Line count for "Semua": tally the lines of the records below that contain it, and give only that number.

(Component data from apps and pages)
####################

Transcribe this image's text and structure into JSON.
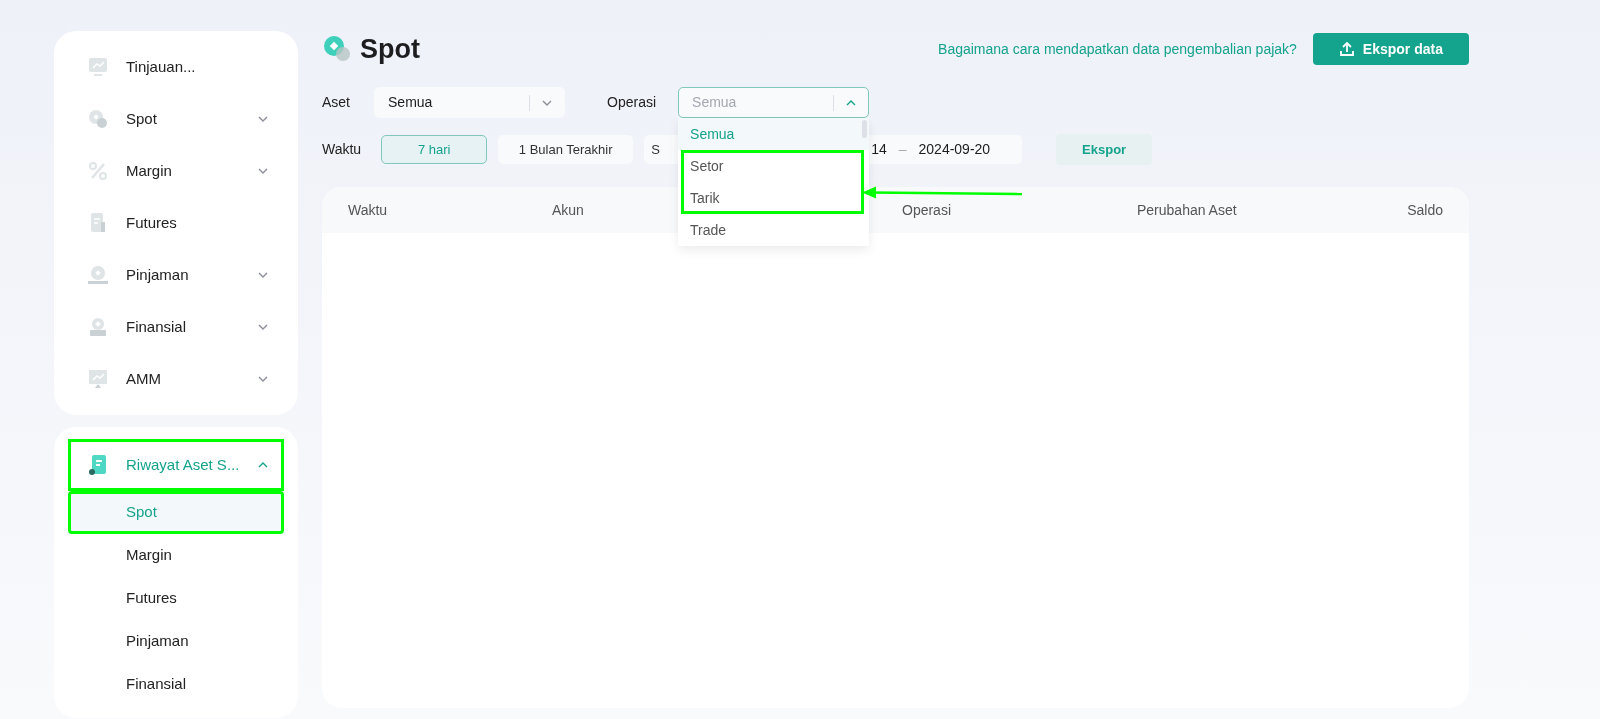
{
  "sidebar": {
    "menu": [
      {
        "label": "Tinjauan...",
        "has_submenu": false
      },
      {
        "label": "Spot",
        "has_submenu": true
      },
      {
        "label": "Margin",
        "has_submenu": true
      },
      {
        "label": "Futures",
        "has_submenu": false
      },
      {
        "label": "Pinjaman",
        "has_submenu": true
      },
      {
        "label": "Finansial",
        "has_submenu": true
      },
      {
        "label": "AMM",
        "has_submenu": true
      }
    ],
    "history": {
      "label": "Riwayat Aset S...",
      "expanded": true,
      "highlighted": true,
      "children": [
        {
          "label": "Spot",
          "selected": true,
          "highlighted": true
        },
        {
          "label": "Margin",
          "selected": false,
          "highlighted": false
        },
        {
          "label": "Futures",
          "selected": false,
          "highlighted": false
        },
        {
          "label": "Pinjaman",
          "selected": false,
          "highlighted": false
        },
        {
          "label": "Finansial",
          "selected": false,
          "highlighted": false
        }
      ]
    }
  },
  "header": {
    "title": "Spot",
    "help_link": "Bagaimana cara mendapatkan data pengembalian pajak?",
    "export_button": "Ekspor data"
  },
  "filters": {
    "asset": {
      "label": "Aset",
      "value": "Semua"
    },
    "operation": {
      "label": "Operasi",
      "placeholder": "Semua",
      "open": true,
      "options": [
        {
          "label": "Semua",
          "selected": true,
          "highlighted": false
        },
        {
          "label": "Setor",
          "selected": false,
          "highlighted": true
        },
        {
          "label": "Tarik",
          "selected": false,
          "highlighted": true
        },
        {
          "label": "Trade",
          "selected": false,
          "highlighted": false
        }
      ]
    },
    "time": {
      "label": "Waktu",
      "ranges": [
        {
          "label": "7 hari",
          "selected": true
        },
        {
          "label": "1 Bulan Terakhir",
          "selected": false
        },
        {
          "label": "S",
          "selected": false
        }
      ],
      "date_start": "14",
      "separator": "–",
      "date_end": "2024-09-20",
      "export": "Ekspor"
    }
  },
  "callout_arrow": true,
  "table": {
    "columns": [
      "Waktu",
      "Akun",
      "Operasi",
      "Perubahan Aset",
      "Saldo"
    ]
  }
}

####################

**Reply**
3